The commentary is "Are soft drinks a scapegoat for childhood obesity?" by Robert Murray, MD, Barbara Frankowski, MD, PhD, and Hoard Taras, MD, FAAP. The article appears in The Journal of Pediatrics, Volume 146, Number 5 (May 2005), published by Elsevier.

Monica Helton | EurekAlert!
Further information:
http://www.cchmc.org
http://www.elsevierhealth.com/

More articles from Health and Medicine:

nachricht Observing the cell's protein factories during self-assembly
15.06.2018 | Charité - Universitätsmedizin Berlin

nachricht Scientists unravel molecular mechanisms of Parkinson's disease
13.06.2018 | The Francis Crick Institute

All articles from Health and Medicine >>>

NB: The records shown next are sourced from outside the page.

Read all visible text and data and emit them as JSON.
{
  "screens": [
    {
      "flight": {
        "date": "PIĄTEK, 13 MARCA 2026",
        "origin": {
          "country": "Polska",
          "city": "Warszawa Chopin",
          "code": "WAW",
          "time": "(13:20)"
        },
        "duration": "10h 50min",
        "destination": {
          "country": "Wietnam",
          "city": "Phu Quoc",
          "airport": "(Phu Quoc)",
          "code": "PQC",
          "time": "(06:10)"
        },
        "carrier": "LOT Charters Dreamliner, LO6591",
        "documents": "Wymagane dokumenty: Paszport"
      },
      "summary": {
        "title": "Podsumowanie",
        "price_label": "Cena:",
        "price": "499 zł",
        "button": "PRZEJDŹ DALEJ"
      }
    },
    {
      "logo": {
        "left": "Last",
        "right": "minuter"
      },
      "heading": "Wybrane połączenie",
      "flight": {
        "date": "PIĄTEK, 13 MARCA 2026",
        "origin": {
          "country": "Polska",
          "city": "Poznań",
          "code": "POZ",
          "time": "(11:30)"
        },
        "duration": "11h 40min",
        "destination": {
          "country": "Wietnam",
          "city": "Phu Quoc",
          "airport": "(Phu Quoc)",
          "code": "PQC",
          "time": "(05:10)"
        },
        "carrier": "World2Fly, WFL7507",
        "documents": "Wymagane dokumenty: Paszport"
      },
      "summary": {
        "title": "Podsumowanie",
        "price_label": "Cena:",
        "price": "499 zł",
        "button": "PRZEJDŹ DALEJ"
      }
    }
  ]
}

The most recent press releases about innovation >>>

Die letzten 5 Focus-News des innovations-reports im Überblick:

Im Focus: AchemAsia 2019 will take place in Shanghai

Moving into its fourth decade, AchemAsia is setting out for new horizons: The International Expo and Innovation Forum for Sustainable Chemical Production will take place from 21-23 May 2019 in Shanghai, China. With an updated event profile, the eleventh edition focusses on topics that are especially relevant for the Chinese process industry, putting a strong emphasis on sustainability and innovation.

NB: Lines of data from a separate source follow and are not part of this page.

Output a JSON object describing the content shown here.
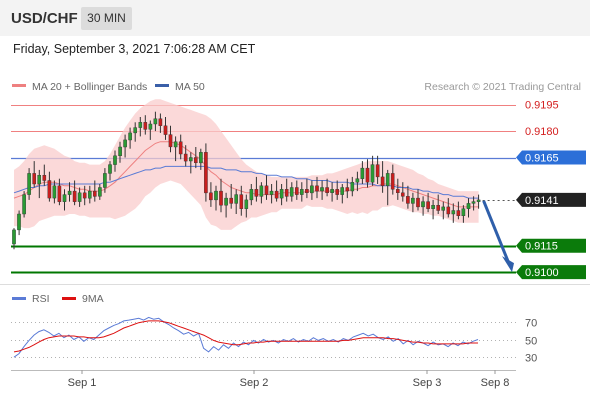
{
  "header": {
    "symbol": "USD/CHF",
    "timeframe": "30 MIN"
  },
  "timestamp": "Friday, September 3, 2021 7:06:28 AM CET",
  "legend": {
    "ma20_label": "MA 20 + Bollinger Bands",
    "ma50_label": "MA 50",
    "copyright": "Research © 2021 Trading Central"
  },
  "colors": {
    "bull": "#2a9a34",
    "bear": "#c81e1e",
    "ma20": "#ee8080",
    "ma50": "#5a7bd5",
    "band": "#f9cccc",
    "support": "#007700",
    "resistance": "#f08080",
    "current": "#222222",
    "arrow": "#2f5faa",
    "rsi": "#5b7bd6",
    "rsi_ma": "#dd1111"
  },
  "chart_data": [
    {
      "type": "candlestick",
      "ylim": [
        0.9095,
        0.9205
      ],
      "x_ticks": [
        "Sep 1",
        "Sep 2",
        "Sep 3",
        "Sep 8"
      ],
      "levels": [
        {
          "label": "0.9195",
          "value": 0.9195,
          "kind": "resistance"
        },
        {
          "label": "0.9180",
          "value": 0.918,
          "kind": "resistance"
        },
        {
          "label": "0.9165",
          "value": 0.9165,
          "kind": "pivot"
        },
        {
          "label": "0.9141",
          "value": 0.9141,
          "kind": "current"
        },
        {
          "label": "0.9115",
          "value": 0.9115,
          "kind": "support"
        },
        {
          "label": "0.9100",
          "value": 0.91,
          "kind": "support"
        }
      ],
      "forecast_arrow": {
        "from": 0.9141,
        "to": 0.91
      },
      "candles": [
        [
          0.9116,
          0.9125,
          0.9113,
          0.9124
        ],
        [
          0.9124,
          0.9135,
          0.9121,
          0.9133
        ],
        [
          0.9133,
          0.9146,
          0.9131,
          0.9144
        ],
        [
          0.9144,
          0.9159,
          0.9141,
          0.9156
        ],
        [
          0.9156,
          0.9163,
          0.9148,
          0.915
        ],
        [
          0.915,
          0.9158,
          0.9142,
          0.9155
        ],
        [
          0.9155,
          0.9161,
          0.9149,
          0.9152
        ],
        [
          0.9152,
          0.9157,
          0.914,
          0.9142
        ],
        [
          0.9142,
          0.9152,
          0.9139,
          0.9149
        ],
        [
          0.9149,
          0.9153,
          0.9138,
          0.914
        ],
        [
          0.914,
          0.9147,
          0.9135,
          0.9144
        ],
        [
          0.9144,
          0.9151,
          0.914,
          0.9146
        ],
        [
          0.9146,
          0.9152,
          0.9138,
          0.914
        ],
        [
          0.914,
          0.9148,
          0.9137,
          0.9145
        ],
        [
          0.9145,
          0.9149,
          0.9138,
          0.9142
        ],
        [
          0.9142,
          0.9149,
          0.9139,
          0.9146
        ],
        [
          0.9146,
          0.9152,
          0.914,
          0.9143
        ],
        [
          0.9143,
          0.915,
          0.9141,
          0.9148
        ],
        [
          0.9148,
          0.9159,
          0.9145,
          0.9156
        ],
        [
          0.9156,
          0.9163,
          0.9152,
          0.9161
        ],
        [
          0.9161,
          0.9169,
          0.9157,
          0.9166
        ],
        [
          0.9166,
          0.9174,
          0.9162,
          0.9171
        ],
        [
          0.9171,
          0.9178,
          0.9165,
          0.9175
        ],
        [
          0.9175,
          0.9182,
          0.917,
          0.9179
        ],
        [
          0.9179,
          0.9185,
          0.9174,
          0.9182
        ],
        [
          0.9182,
          0.9188,
          0.9177,
          0.9185
        ],
        [
          0.9185,
          0.9189,
          0.9178,
          0.9181
        ],
        [
          0.9181,
          0.9186,
          0.9175,
          0.9184
        ],
        [
          0.9184,
          0.9191,
          0.918,
          0.9187
        ],
        [
          0.9187,
          0.919,
          0.9179,
          0.9183
        ],
        [
          0.9183,
          0.9188,
          0.9175,
          0.9178
        ],
        [
          0.9178,
          0.9183,
          0.9168,
          0.9171
        ],
        [
          0.9171,
          0.9177,
          0.9163,
          0.9174
        ],
        [
          0.9174,
          0.9178,
          0.9164,
          0.9167
        ],
        [
          0.9167,
          0.9172,
          0.916,
          0.9163
        ],
        [
          0.9163,
          0.9168,
          0.9156,
          0.9165
        ],
        [
          0.9165,
          0.9171,
          0.9159,
          0.9162
        ],
        [
          0.9162,
          0.917,
          0.9158,
          0.9168
        ],
        [
          0.9168,
          0.9173,
          0.914,
          0.9145
        ],
        [
          0.9145,
          0.9151,
          0.9137,
          0.9141
        ],
        [
          0.9141,
          0.9149,
          0.9135,
          0.9146
        ],
        [
          0.9146,
          0.9153,
          0.9134,
          0.9138
        ],
        [
          0.9138,
          0.9145,
          0.9131,
          0.9142
        ],
        [
          0.9142,
          0.915,
          0.9136,
          0.9139
        ],
        [
          0.9139,
          0.9147,
          0.9133,
          0.9144
        ],
        [
          0.9144,
          0.9149,
          0.9132,
          0.9136
        ],
        [
          0.9136,
          0.9144,
          0.9131,
          0.9141
        ],
        [
          0.9141,
          0.915,
          0.9138,
          0.9147
        ],
        [
          0.9147,
          0.9154,
          0.914,
          0.9143
        ],
        [
          0.9143,
          0.9151,
          0.9139,
          0.9149
        ],
        [
          0.9149,
          0.9155,
          0.9141,
          0.9144
        ],
        [
          0.9144,
          0.915,
          0.9139,
          0.9146
        ],
        [
          0.9146,
          0.9152,
          0.914,
          0.9142
        ],
        [
          0.9142,
          0.915,
          0.9138,
          0.9147
        ],
        [
          0.9147,
          0.9153,
          0.914,
          0.9143
        ],
        [
          0.9143,
          0.9151,
          0.914,
          0.9148
        ],
        [
          0.9148,
          0.9152,
          0.9141,
          0.9144
        ],
        [
          0.9144,
          0.9151,
          0.914,
          0.9147
        ],
        [
          0.9147,
          0.9153,
          0.9142,
          0.9145
        ],
        [
          0.9145,
          0.9152,
          0.9141,
          0.9149
        ],
        [
          0.9149,
          0.9154,
          0.9142,
          0.9146
        ],
        [
          0.9146,
          0.9152,
          0.9141,
          0.9148
        ],
        [
          0.9148,
          0.9153,
          0.9143,
          0.9145
        ],
        [
          0.9145,
          0.9151,
          0.914,
          0.9147
        ],
        [
          0.9147,
          0.9152,
          0.9141,
          0.9144
        ],
        [
          0.9144,
          0.915,
          0.9139,
          0.9148
        ],
        [
          0.9148,
          0.9153,
          0.9142,
          0.9146
        ],
        [
          0.9146,
          0.9154,
          0.9143,
          0.9151
        ],
        [
          0.9151,
          0.9157,
          0.9146,
          0.9153
        ],
        [
          0.9153,
          0.9163,
          0.915,
          0.9159
        ],
        [
          0.9159,
          0.9164,
          0.9148,
          0.9151
        ],
        [
          0.9151,
          0.9166,
          0.9149,
          0.9161
        ],
        [
          0.9161,
          0.9166,
          0.915,
          0.9154
        ],
        [
          0.9154,
          0.9163,
          0.9145,
          0.9149
        ],
        [
          0.9149,
          0.9158,
          0.9138,
          0.9156
        ],
        [
          0.9156,
          0.9161,
          0.9144,
          0.9147
        ],
        [
          0.9147,
          0.9153,
          0.9141,
          0.9145
        ],
        [
          0.9145,
          0.9151,
          0.914,
          0.9143
        ],
        [
          0.9143,
          0.9149,
          0.9136,
          0.9139
        ],
        [
          0.9139,
          0.9145,
          0.9134,
          0.9142
        ],
        [
          0.9142,
          0.9147,
          0.9135,
          0.9137
        ],
        [
          0.9137,
          0.9143,
          0.9132,
          0.914
        ],
        [
          0.914,
          0.9145,
          0.9134,
          0.9136
        ],
        [
          0.9136,
          0.9141,
          0.913,
          0.9138
        ],
        [
          0.9138,
          0.9144,
          0.9133,
          0.9135
        ],
        [
          0.9135,
          0.914,
          0.913,
          0.9137
        ],
        [
          0.9137,
          0.9142,
          0.9131,
          0.9133
        ],
        [
          0.9133,
          0.9139,
          0.9128,
          0.9135
        ],
        [
          0.9135,
          0.914,
          0.913,
          0.9132
        ],
        [
          0.9132,
          0.9138,
          0.9128,
          0.9136
        ],
        [
          0.9136,
          0.9142,
          0.9131,
          0.9139
        ],
        [
          0.9139,
          0.9143,
          0.9135,
          0.914
        ],
        [
          0.914,
          0.9144,
          0.9136,
          0.9141
        ]
      ],
      "ma20": [
        0.9142,
        0.9143,
        0.9144,
        0.9146,
        0.9148,
        0.915,
        0.9151,
        0.9151,
        0.9151,
        0.915,
        0.9149,
        0.9149,
        0.9148,
        0.9147,
        0.9147,
        0.9146,
        0.9146,
        0.9146,
        0.9147,
        0.9149,
        0.9151,
        0.9154,
        0.9157,
        0.916,
        0.9163,
        0.9166,
        0.9169,
        0.9171,
        0.9173,
        0.9174,
        0.9174,
        0.9174,
        0.9173,
        0.9172,
        0.917,
        0.9168,
        0.9166,
        0.9164,
        0.916,
        0.9157,
        0.9155,
        0.9152,
        0.915,
        0.9148,
        0.9147,
        0.9146,
        0.9145,
        0.9145,
        0.9144,
        0.9144,
        0.9144,
        0.9144,
        0.9144,
        0.9145,
        0.9145,
        0.9145,
        0.9145,
        0.9145,
        0.9146,
        0.9146,
        0.9146,
        0.9146,
        0.9146,
        0.9146,
        0.9146,
        0.9146,
        0.9146,
        0.9147,
        0.9147,
        0.9148,
        0.9148,
        0.9149,
        0.9149,
        0.915,
        0.915,
        0.915,
        0.9149,
        0.9148,
        0.9147,
        0.9146,
        0.9145,
        0.9144,
        0.9143,
        0.9142,
        0.9141,
        0.914,
        0.9139,
        0.9138,
        0.9137,
        0.9137,
        0.9137,
        0.9137,
        0.9137
      ],
      "ma50": [
        0.9145,
        0.9146,
        0.9147,
        0.9148,
        0.9148,
        0.9149,
        0.9149,
        0.915,
        0.915,
        0.915,
        0.915,
        0.915,
        0.915,
        0.915,
        0.915,
        0.915,
        0.915,
        0.915,
        0.9151,
        0.9151,
        0.9152,
        0.9153,
        0.9154,
        0.9155,
        0.9156,
        0.9157,
        0.9158,
        0.9158,
        0.9159,
        0.9159,
        0.916,
        0.916,
        0.916,
        0.916,
        0.916,
        0.916,
        0.916,
        0.916,
        0.916,
        0.9159,
        0.9159,
        0.9159,
        0.9158,
        0.9158,
        0.9158,
        0.9157,
        0.9157,
        0.9157,
        0.9156,
        0.9156,
        0.9155,
        0.9155,
        0.9155,
        0.9154,
        0.9154,
        0.9154,
        0.9153,
        0.9153,
        0.9153,
        0.9152,
        0.9152,
        0.9152,
        0.9152,
        0.9151,
        0.9151,
        0.9151,
        0.9151,
        0.915,
        0.915,
        0.915,
        0.915,
        0.915,
        0.9149,
        0.9149,
        0.9149,
        0.9149,
        0.9148,
        0.9148,
        0.9148,
        0.9147,
        0.9147,
        0.9146,
        0.9146,
        0.9145,
        0.9145,
        0.9144,
        0.9144,
        0.9143,
        0.9143,
        0.9143,
        0.9142,
        0.9142,
        0.9142
      ],
      "band_upper": [
        0.9158,
        0.916,
        0.9163,
        0.9167,
        0.917,
        0.9171,
        0.9172,
        0.9171,
        0.917,
        0.9168,
        0.9166,
        0.9165,
        0.9163,
        0.9162,
        0.9162,
        0.9161,
        0.9161,
        0.9161,
        0.9163,
        0.9167,
        0.9172,
        0.9177,
        0.9182,
        0.9186,
        0.919,
        0.9193,
        0.9195,
        0.9197,
        0.9198,
        0.9198,
        0.9197,
        0.9196,
        0.9195,
        0.9194,
        0.9193,
        0.9192,
        0.9191,
        0.919,
        0.9189,
        0.9187,
        0.9184,
        0.918,
        0.9176,
        0.9172,
        0.9168,
        0.9164,
        0.9161,
        0.9159,
        0.9157,
        0.9156,
        0.9155,
        0.9154,
        0.9154,
        0.9154,
        0.9154,
        0.9154,
        0.9154,
        0.9154,
        0.9154,
        0.9155,
        0.9155,
        0.9155,
        0.9156,
        0.9156,
        0.9157,
        0.9158,
        0.9159,
        0.916,
        0.9161,
        0.9162,
        0.9163,
        0.9163,
        0.9163,
        0.9163,
        0.9163,
        0.9162,
        0.9161,
        0.916,
        0.9159,
        0.9158,
        0.9156,
        0.9155,
        0.9153,
        0.9152,
        0.915,
        0.9149,
        0.9148,
        0.9147,
        0.9146,
        0.9146,
        0.9146,
        0.9146,
        0.9146
      ],
      "band_lower": [
        0.9126,
        0.9126,
        0.9125,
        0.9125,
        0.9126,
        0.9129,
        0.913,
        0.9131,
        0.9132,
        0.9132,
        0.9132,
        0.9133,
        0.9133,
        0.9132,
        0.9132,
        0.9131,
        0.9131,
        0.9131,
        0.9131,
        0.9131,
        0.913,
        0.9131,
        0.9132,
        0.9134,
        0.9136,
        0.9139,
        0.9143,
        0.9145,
        0.9148,
        0.915,
        0.9151,
        0.9152,
        0.9151,
        0.915,
        0.9147,
        0.9144,
        0.9141,
        0.9138,
        0.9131,
        0.9127,
        0.9126,
        0.9124,
        0.9124,
        0.9124,
        0.9126,
        0.9128,
        0.9129,
        0.9131,
        0.9131,
        0.9132,
        0.9133,
        0.9134,
        0.9134,
        0.9136,
        0.9136,
        0.9136,
        0.9136,
        0.9136,
        0.9138,
        0.9137,
        0.9137,
        0.9137,
        0.9136,
        0.9136,
        0.9135,
        0.9134,
        0.9133,
        0.9134,
        0.9133,
        0.9134,
        0.9133,
        0.9135,
        0.9135,
        0.9137,
        0.9137,
        0.9138,
        0.9137,
        0.9136,
        0.9135,
        0.9134,
        0.9134,
        0.9133,
        0.9133,
        0.9132,
        0.9132,
        0.9131,
        0.913,
        0.9129,
        0.9128,
        0.9128,
        0.9128,
        0.9128,
        0.9128
      ]
    },
    {
      "type": "line",
      "legend": [
        "RSI",
        "9MA"
      ],
      "ylim": [
        20,
        80
      ],
      "y_ticks": [
        70,
        50,
        30
      ],
      "series": [
        {
          "name": "RSI",
          "values": [
            30,
            34,
            42,
            49,
            55,
            59,
            61,
            58,
            54,
            57,
            52,
            55,
            50,
            53,
            48,
            52,
            50,
            55,
            60,
            63,
            66,
            68,
            71,
            72,
            73,
            74,
            72,
            75,
            73,
            74,
            70,
            67,
            63,
            60,
            56,
            58,
            54,
            57,
            40,
            36,
            42,
            38,
            44,
            40,
            46,
            42,
            47,
            44,
            49,
            46,
            50,
            47,
            49,
            46,
            50,
            48,
            51,
            47,
            50,
            48,
            52,
            49,
            51,
            48,
            50,
            47,
            51,
            49,
            53,
            55,
            57,
            54,
            56,
            52,
            50,
            53,
            48,
            51,
            45,
            49,
            44,
            48,
            46,
            43,
            47,
            44,
            45,
            42,
            46,
            43,
            47,
            45,
            48,
            50
          ]
        },
        {
          "name": "9MA",
          "values": [
            36,
            37,
            39,
            41,
            44,
            47,
            50,
            52,
            53,
            54,
            54,
            54,
            54,
            53,
            53,
            52,
            52,
            52,
            53,
            55,
            57,
            60,
            63,
            65,
            67,
            69,
            70,
            71,
            71,
            71,
            70,
            69,
            67,
            65,
            63,
            61,
            59,
            57,
            55,
            52,
            49,
            47,
            46,
            45,
            44,
            44,
            45,
            46,
            46,
            47,
            47,
            48,
            48,
            48,
            48,
            48,
            48,
            48,
            48,
            48,
            48,
            48,
            48,
            48,
            48,
            48,
            49,
            49,
            50,
            51,
            52,
            52,
            52,
            52,
            52,
            51,
            51,
            50,
            49,
            48,
            47,
            47,
            46,
            46,
            45,
            45,
            45,
            45,
            45,
            45,
            45,
            46,
            46,
            46
          ]
        }
      ]
    }
  ]
}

Founded in 1989 as a spin-off of ACHEMA to cater to the needs of China’s then developing industry, AchemAsia has since grown into a platform where the latest...

Im Focus: First real-time test of Li-Fi utilization for the industrial Internet of Things

The BMBF-funded OWICELLS project was successfully completed with a final presentation at the BMW plant in Munich. The presentation demonstrated a Li-Fi communication with a mobile robot, while the robot carried out usual production processes (welding, moving and testing parts) in a 5x5m² production cell. The robust, optical wireless transmission is based on spatial diversity; in other words, data is sent and received simultaneously by several LEDs and several photodiodes. The system can transmit data at more than 100 Mbit/s and five milliseconds latency.

Modern production technologies in the automobile industry must become more flexible in order to fulfil individual customer requirements.

Im Focus: Sharp images with flexible fibers

An international team of scientists has discovered a new way to transfer image information through multimodal fibers with almost no distortion - even if the fiber is bent. The results of the study, to which scientist from the Leibniz-Institute of Photonic Technology Jena (Leibniz IPHT) contributed, were published on 6thJune in the highly-cited journal Physical Review Letters.

Endoscopes allow doctors to see into a patient’s body like through a keyhole. Typically, the images are transmitted via a bundle of several hundreds of optical...

Im Focus: Photoexcited graphene puzzle solved

A boost for graphene-based light detectors

Light detection and control lies at the heart of many modern device applications, such as smartphone cameras. Using graphene as a light-sensitive material for...

Im Focus: Water is not the same as water

Water molecules exist in two different forms with almost identical physical properties. For the first time, researchers have succeeded in separating the two forms to show that they can exhibit different chemical reactivities. These results were reported by researchers from the University of Basel and their colleagues in Hamburg in the scientific journal Nature Communications.

From a chemical perspective, water is a molecule in which a single oxygen atom is linked to two hydrogen atoms. It is less well known that water exists in two...

All Focus news of the innovation-report >>>

Anzeige

Anzeige

VideoLinks
Industry & Economy
Event News

Munich conference on asteroid detection, tracking and defense

13.06.2018 | Event News

2nd International Baltic Earth Conference in Denmark: “The Baltic Sea region in Transition”

08.06.2018 | Event News

ISEKI_Food 2018: Conference with Holistic View of Food Production

05.06.2018 | Event News

 
Latest News

Novel method for investigating pore geometry in rocks

18.06.2018 | Earth Sciences

Diamond watch components

18.06.2018 | Process Engineering

New type of photosynthesis discovered

18.06.2018 | Life Sciences

VideoLinks
Science & Research
Overview of more VideoLinks >>>